→ **Excerpted data**
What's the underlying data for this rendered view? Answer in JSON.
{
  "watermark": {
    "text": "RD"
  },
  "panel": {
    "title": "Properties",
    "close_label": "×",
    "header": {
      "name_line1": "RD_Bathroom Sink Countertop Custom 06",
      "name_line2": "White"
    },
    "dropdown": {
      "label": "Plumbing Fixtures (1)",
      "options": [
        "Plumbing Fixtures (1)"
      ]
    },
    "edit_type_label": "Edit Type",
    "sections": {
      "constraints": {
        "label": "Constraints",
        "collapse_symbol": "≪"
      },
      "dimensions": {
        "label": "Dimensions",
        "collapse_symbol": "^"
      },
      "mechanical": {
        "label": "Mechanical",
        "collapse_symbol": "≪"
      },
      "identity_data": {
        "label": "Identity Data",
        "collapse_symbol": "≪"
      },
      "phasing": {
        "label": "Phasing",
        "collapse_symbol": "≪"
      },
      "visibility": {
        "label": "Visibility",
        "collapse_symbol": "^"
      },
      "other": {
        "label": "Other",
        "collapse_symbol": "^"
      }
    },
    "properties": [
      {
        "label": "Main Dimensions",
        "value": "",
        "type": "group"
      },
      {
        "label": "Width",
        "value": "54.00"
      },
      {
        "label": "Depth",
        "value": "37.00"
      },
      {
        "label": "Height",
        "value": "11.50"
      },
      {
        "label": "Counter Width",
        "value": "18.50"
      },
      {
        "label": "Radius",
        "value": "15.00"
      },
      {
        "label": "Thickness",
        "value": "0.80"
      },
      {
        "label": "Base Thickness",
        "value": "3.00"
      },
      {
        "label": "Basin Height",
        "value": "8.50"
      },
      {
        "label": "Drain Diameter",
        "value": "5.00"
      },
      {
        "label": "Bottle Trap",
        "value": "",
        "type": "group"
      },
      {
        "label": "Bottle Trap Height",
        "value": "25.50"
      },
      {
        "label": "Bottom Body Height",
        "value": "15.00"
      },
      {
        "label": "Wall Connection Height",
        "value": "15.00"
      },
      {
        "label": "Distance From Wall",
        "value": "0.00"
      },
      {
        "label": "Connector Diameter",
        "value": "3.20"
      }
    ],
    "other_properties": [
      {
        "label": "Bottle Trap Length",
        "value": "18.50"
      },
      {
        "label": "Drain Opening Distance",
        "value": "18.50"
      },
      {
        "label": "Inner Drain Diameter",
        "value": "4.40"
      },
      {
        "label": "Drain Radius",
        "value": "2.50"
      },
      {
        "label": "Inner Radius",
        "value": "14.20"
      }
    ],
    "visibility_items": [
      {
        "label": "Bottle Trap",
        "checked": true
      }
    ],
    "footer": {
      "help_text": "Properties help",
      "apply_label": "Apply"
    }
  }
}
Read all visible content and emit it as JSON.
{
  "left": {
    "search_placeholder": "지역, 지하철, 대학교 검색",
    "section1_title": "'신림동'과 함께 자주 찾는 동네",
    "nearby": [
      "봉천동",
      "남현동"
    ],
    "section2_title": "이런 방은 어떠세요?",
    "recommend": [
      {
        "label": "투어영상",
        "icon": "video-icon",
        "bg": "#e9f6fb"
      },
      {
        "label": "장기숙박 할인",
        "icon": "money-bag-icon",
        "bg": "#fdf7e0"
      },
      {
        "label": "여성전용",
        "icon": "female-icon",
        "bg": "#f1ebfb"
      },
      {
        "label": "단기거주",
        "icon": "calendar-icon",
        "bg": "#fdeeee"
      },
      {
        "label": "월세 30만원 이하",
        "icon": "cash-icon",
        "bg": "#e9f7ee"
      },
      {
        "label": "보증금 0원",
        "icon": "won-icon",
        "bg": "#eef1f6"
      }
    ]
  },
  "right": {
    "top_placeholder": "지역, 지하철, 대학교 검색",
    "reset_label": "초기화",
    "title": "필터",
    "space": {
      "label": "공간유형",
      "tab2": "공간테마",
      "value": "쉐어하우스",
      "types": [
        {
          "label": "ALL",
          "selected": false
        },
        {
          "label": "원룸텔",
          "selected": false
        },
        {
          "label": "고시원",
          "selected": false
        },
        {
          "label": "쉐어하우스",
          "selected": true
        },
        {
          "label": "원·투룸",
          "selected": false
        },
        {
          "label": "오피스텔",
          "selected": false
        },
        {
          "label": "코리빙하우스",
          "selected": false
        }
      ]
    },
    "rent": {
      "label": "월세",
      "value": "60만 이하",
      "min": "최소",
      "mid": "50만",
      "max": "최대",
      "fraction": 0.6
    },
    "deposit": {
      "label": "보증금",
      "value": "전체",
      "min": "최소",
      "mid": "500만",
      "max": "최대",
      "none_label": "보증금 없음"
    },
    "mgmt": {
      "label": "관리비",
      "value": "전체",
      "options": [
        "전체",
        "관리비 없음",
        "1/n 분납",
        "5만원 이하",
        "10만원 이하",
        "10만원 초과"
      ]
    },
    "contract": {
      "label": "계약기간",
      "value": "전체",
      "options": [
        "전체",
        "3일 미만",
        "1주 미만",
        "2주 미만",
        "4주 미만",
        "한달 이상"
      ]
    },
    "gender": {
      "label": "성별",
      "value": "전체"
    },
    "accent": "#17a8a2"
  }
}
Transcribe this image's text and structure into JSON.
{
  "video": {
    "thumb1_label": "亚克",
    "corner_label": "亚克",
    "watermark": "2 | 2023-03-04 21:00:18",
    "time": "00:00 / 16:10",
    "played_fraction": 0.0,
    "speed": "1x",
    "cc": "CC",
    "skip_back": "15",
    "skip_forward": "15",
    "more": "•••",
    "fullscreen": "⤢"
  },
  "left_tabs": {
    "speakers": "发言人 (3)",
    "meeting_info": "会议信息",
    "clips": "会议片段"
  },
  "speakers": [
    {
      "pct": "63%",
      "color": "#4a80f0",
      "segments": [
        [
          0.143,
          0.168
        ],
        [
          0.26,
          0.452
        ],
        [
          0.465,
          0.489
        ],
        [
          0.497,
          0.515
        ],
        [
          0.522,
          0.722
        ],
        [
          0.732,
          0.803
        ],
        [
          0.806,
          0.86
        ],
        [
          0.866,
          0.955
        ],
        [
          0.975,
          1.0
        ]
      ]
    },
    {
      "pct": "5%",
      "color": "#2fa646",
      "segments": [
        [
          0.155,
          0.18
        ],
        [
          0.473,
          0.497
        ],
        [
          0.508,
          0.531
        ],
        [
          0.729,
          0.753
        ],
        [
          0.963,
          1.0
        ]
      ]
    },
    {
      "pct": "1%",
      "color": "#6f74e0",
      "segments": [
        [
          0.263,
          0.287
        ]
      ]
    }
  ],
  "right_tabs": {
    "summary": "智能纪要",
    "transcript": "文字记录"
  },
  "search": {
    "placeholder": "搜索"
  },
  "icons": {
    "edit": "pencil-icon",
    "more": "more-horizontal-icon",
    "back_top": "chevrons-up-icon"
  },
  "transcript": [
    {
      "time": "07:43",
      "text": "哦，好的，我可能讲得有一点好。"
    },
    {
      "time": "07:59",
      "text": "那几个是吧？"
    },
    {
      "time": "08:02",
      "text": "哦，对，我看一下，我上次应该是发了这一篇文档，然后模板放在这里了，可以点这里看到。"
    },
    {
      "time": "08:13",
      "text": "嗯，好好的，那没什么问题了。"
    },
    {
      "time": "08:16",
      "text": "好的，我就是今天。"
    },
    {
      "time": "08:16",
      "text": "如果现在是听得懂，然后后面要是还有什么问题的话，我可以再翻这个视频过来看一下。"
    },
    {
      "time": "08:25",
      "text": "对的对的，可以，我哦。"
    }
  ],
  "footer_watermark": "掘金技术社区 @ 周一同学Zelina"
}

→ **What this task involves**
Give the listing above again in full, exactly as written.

→ **Written response**
What's the underlying data for this rendered view? Answer in JSON.
{
  "watermark": {
    "text": "RD"
  },
  "panel": {
    "title": "Properties",
    "close_label": "×",
    "header": {
      "name_line1": "RD_Bathroom Sink Countertop Custom 06",
      "name_line2": "White"
    },
    "dropdown": {
      "label": "Plumbing Fixtures (1)",
      "options": [
        "Plumbing Fixtures (1)"
      ]
    },
    "edit_type_label": "Edit Type",
    "sections": {
      "constraints": {
        "label": "Constraints",
        "collapse_symbol": "≪"
      },
      "dimensions": {
        "label": "Dimensions",
        "collapse_symbol": "^"
      },
      "mechanical": {
        "label": "Mechanical",
        "collapse_symbol": "≪"
      },
      "identity_data": {
        "label": "Identity Data",
        "collapse_symbol": "≪"
      },
      "phasing": {
        "label": "Phasing",
        "collapse_symbol": "≪"
      },
      "visibility": {
        "label": "Visibility",
        "collapse_symbol": "^"
      },
      "other": {
        "label": "Other",
        "collapse_symbol": "^"
      }
    },
    "properties": [
      {
        "label": "Main Dimensions",
        "value": "",
        "type": "group"
      },
      {
        "label": "Width",
        "value": "54.00"
      },
      {
        "label": "Depth",
        "value": "37.00"
      },
      {
        "label": "Height",
        "value": "11.50"
      },
      {
        "label": "Counter Width",
        "value": "18.50"
      },
      {
        "label": "Radius",
        "value": "15.00"
      },
      {
        "label": "Thickness",
        "value": "0.80"
      },
      {
        "label": "Base Thickness",
        "value": "3.00"
      },
      {
        "label": "Basin Height",
        "value": "8.50"
      },
      {
        "label": "Drain Diameter",
        "value": "5.00"
      },
      {
        "label": "Bottle Trap",
        "value": "",
        "type": "group"
      },
      {
        "label": "Bottle Trap Height",
        "value": "25.50"
      },
      {
        "label": "Bottom Body Height",
        "value": "15.00"
      },
      {
        "label": "Wall Connection Height",
        "value": "15.00"
      },
      {
        "label": "Distance From Wall",
        "value": "0.00"
      },
      {
        "label": "Connector Diameter",
        "value": "3.20"
      }
    ],
    "other_properties": [
      {
        "label": "Bottle Trap Length",
        "value": "18.50"
      },
      {
        "label": "Drain Opening Distance",
        "value": "18.50"
      },
      {
        "label": "Inner Drain Diameter",
        "value": "4.40"
      },
      {
        "label": "Drain Radius",
        "value": "2.50"
      },
      {
        "label": "Inner Radius",
        "value": "14.20"
      }
    ],
    "visibility_items": [
      {
        "label": "Bottle Trap",
        "checked": true
      }
    ],
    "footer": {
      "help_text": "Properties help",
      "apply_label": "Apply"
    }
  }
}
Read all visible content and emit it as JSON.
{
  "left": {
    "search_placeholder": "지역, 지하철, 대학교 검색",
    "section1_title": "'신림동'과 함께 자주 찾는 동네",
    "nearby": [
      "봉천동",
      "남현동"
    ],
    "section2_title": "이런 방은 어떠세요?",
    "recommend": [
      {
        "label": "투어영상",
        "icon": "video-icon",
        "bg": "#e9f6fb"
      },
      {
        "label": "장기숙박 할인",
        "icon": "money-bag-icon",
        "bg": "#fdf7e0"
      },
      {
        "label": "여성전용",
        "icon": "female-icon",
        "bg": "#f1ebfb"
      },
      {
        "label": "단기거주",
        "icon": "calendar-icon",
        "bg": "#fdeeee"
      },
      {
        "label": "월세 30만원 이하",
        "icon": "cash-icon",
        "bg": "#e9f7ee"
      },
      {
        "label": "보증금 0원",
        "icon": "won-icon",
        "bg": "#eef1f6"
      }
    ]
  },
  "right": {
    "top_placeholder": "지역, 지하철, 대학교 검색",
    "reset_label": "초기화",
    "title": "필터",
    "space": {
      "label": "공간유형",
      "tab2": "공간테마",
      "value": "쉐어하우스",
      "types": [
        {
          "label": "ALL",
          "selected": false
        },
        {
          "label": "원룸텔",
          "selected": false
        },
        {
          "label": "고시원",
          "selected": false
        },
        {
          "label": "쉐어하우스",
          "selected": true
        },
        {
          "label": "원·투룸",
          "selected": false
        },
        {
          "label": "오피스텔",
          "selected": false
        },
        {
          "label": "코리빙하우스",
          "selected": false
        }
      ]
    },
    "rent": {
      "label": "월세",
      "value": "60만 이하",
      "min": "최소",
      "mid": "50만",
      "max": "최대",
      "fraction": 0.6
    },
    "deposit": {
      "label": "보증금",
      "value": "전체",
      "min": "최소",
      "mid": "500만",
      "max": "최대",
      "none_label": "보증금 없음"
    },
    "mgmt": {
      "label": "관리비",
      "value": "전체",
      "options": [
        "전체",
        "관리비 없음",
        "1/n 분납",
        "5만원 이하",
        "10만원 이하",
        "10만원 초과"
      ]
    },
    "contract": {
      "label": "계약기간",
      "value": "전체",
      "options": [
        "전체",
        "3일 미만",
        "1주 미만",
        "2주 미만",
        "4주 미만",
        "한달 이상"
      ]
    },
    "gender": {
      "label": "성별",
      "value": "전체"
    },
    "accent": "#17a8a2"
  }
}
Transcribe this image's text and structure into JSON.
{
  "video": {
    "thumb1_label": "亚克",
    "corner_label": "亚克",
    "watermark": "2 | 2023-03-04 21:00:18",
    "time": "00:00 / 16:10",
    "played_fraction": 0.0,
    "speed": "1x",
    "cc": "CC",
    "skip_back": "15",
    "skip_forward": "15",
    "more": "•••",
    "fullscreen": "⤢"
  },
  "left_tabs": {
    "speakers": "发言人 (3)",
    "meeting_info": "会议信息",
    "clips": "会议片段"
  },
  "speakers": [
    {
      "pct": "63%",
      "color": "#4a80f0",
      "segments": [
        [
          0.143,
          0.168
        ],
        [
          0.26,
          0.452
        ],
        [
          0.465,
          0.489
        ],
        [
          0.497,
          0.515
        ],
        [
          0.522,
          0.722
        ],
        [
          0.732,
          0.803
        ],
        [
          0.806,
          0.86
        ],
        [
          0.866,
          0.955
        ],
        [
          0.975,
          1.0
        ]
      ]
    },
    {
      "pct": "5%",
      "color": "#2fa646",
      "segments": [
        [
          0.155,
          0.18
        ],
        [
          0.473,
          0.497
        ],
        [
          0.508,
          0.531
        ],
        [
          0.729,
          0.753
        ],
        [
          0.963,
          1.0
        ]
      ]
    },
    {
      "pct": "1%",
      "color": "#6f74e0",
      "segments": [
        [
          0.263,
          0.287
        ]
      ]
    }
  ],
  "right_tabs": {
    "summary": "智能纪要",
    "transcript": "文字记录"
  },
  "search": {
    "placeholder": "搜索"
  },
  "icons": {
    "edit": "pencil-icon",
    "more": "more-horizontal-icon",
    "back_top": "chevrons-up-icon"
  },
  "transcript": [
    {
      "time": "07:43",
      "text": "哦，好的，我可能讲得有一点好。"
    },
    {
      "time": "07:59",
      "text": "那几个是吧？"
    },
    {
      "time": "08:02",
      "text": "哦，对，我看一下，我上次应该是发了这一篇文档，然后模板放在这里了，可以点这里看到。"
    },
    {
      "time": "08:13",
      "text": "嗯，好好的，那没什么问题了。"
    },
    {
      "time": "08:16",
      "text": "好的，我就是今天。"
    },
    {
      "time": "08:16",
      "text": "如果现在是听得懂，然后后面要是还有什么问题的话，我可以再翻这个视频过来看一下。"
    },
    {
      "time": "08:25",
      "text": "对的对的，可以，我哦。"
    }
  ],
  "footer_watermark": "掘金技术社区 @ 周一同学Zelina"
}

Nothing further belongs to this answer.